Task data:
━━━━━━━━━━━━━━━━━━━━
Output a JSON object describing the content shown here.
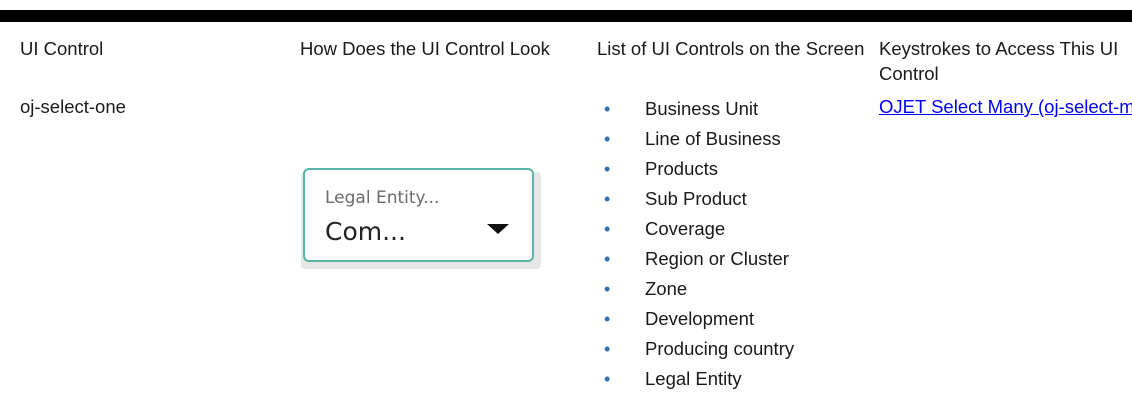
{
  "table": {
    "headers": [
      "UI Control",
      "How Does the UI Control Look",
      "List of UI Controls on the Screen",
      "Keystrokes to Access This UI Control"
    ],
    "row": {
      "control_name": "oj-select-one",
      "select_preview": {
        "label": "Legal Entity...",
        "value": "Com...",
        "icon": "chevron-down-icon"
      },
      "ui_controls": [
        "Business Unit",
        "Line of Business",
        "Products",
        "Sub Product",
        "Coverage",
        "Region or Cluster",
        "Zone",
        "Development",
        "Producing country",
        "Legal Entity"
      ],
      "keystrokes_link": "OJET Select Many (oj-select-many)"
    }
  },
  "colors": {
    "bullet": "#2d6fb2",
    "link": "#0000ee",
    "select_border": "#5ab4a7"
  }
}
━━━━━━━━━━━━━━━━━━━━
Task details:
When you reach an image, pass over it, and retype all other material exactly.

Exercise response:
Output a JSON object describing the content shown here.
{
  "table": {
    "headers": [
      "UI Control",
      "How Does the UI Control Look",
      "List of UI Controls on the Screen",
      "Keystrokes to Access This UI Control"
    ],
    "row": {
      "control_name": "oj-select-one",
      "select_preview": {
        "label": "Legal Entity...",
        "value": "Com...",
        "icon": "chevron-down-icon"
      },
      "ui_controls": [
        "Business Unit",
        "Line of Business",
        "Products",
        "Sub Product",
        "Coverage",
        "Region or Cluster",
        "Zone",
        "Development",
        "Producing country",
        "Legal Entity"
      ],
      "keystrokes_link": "OJET Select Many (oj-select-many)"
    }
  },
  "colors": {
    "bullet": "#2d6fb2",
    "link": "#0000ee",
    "select_border": "#5ab4a7"
  }
}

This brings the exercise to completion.